◆ **Exercise**
Copy each line of the entries that includes the word "用户功能列表总览".

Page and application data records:
**********

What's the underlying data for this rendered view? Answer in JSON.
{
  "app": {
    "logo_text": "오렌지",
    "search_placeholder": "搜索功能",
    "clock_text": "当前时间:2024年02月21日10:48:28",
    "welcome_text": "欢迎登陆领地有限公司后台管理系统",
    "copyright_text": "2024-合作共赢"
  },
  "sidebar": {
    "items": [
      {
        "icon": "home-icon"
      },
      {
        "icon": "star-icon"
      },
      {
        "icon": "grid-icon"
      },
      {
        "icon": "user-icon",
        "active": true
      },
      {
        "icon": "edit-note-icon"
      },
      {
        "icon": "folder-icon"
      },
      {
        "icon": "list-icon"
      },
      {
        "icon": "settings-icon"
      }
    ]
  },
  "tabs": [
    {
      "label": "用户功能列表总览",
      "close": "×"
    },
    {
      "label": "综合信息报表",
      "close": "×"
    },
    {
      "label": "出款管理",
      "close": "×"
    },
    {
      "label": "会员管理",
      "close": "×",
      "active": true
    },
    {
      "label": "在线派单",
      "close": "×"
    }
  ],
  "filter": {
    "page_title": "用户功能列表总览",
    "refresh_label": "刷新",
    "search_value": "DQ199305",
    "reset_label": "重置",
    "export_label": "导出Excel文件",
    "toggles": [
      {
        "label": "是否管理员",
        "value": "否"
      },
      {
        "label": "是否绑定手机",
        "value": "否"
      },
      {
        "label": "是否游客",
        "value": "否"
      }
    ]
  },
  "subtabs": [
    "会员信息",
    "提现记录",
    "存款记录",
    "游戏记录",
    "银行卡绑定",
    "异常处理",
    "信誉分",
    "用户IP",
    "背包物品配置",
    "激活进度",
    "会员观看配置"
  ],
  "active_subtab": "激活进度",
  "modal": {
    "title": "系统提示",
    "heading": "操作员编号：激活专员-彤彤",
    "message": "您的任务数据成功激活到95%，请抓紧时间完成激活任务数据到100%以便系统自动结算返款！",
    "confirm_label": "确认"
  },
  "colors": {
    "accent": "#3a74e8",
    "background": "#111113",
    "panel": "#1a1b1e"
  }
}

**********

◆ **Task solution**
      "label": "用户功能列表总览",
    "page_title": "用户功能列表总览",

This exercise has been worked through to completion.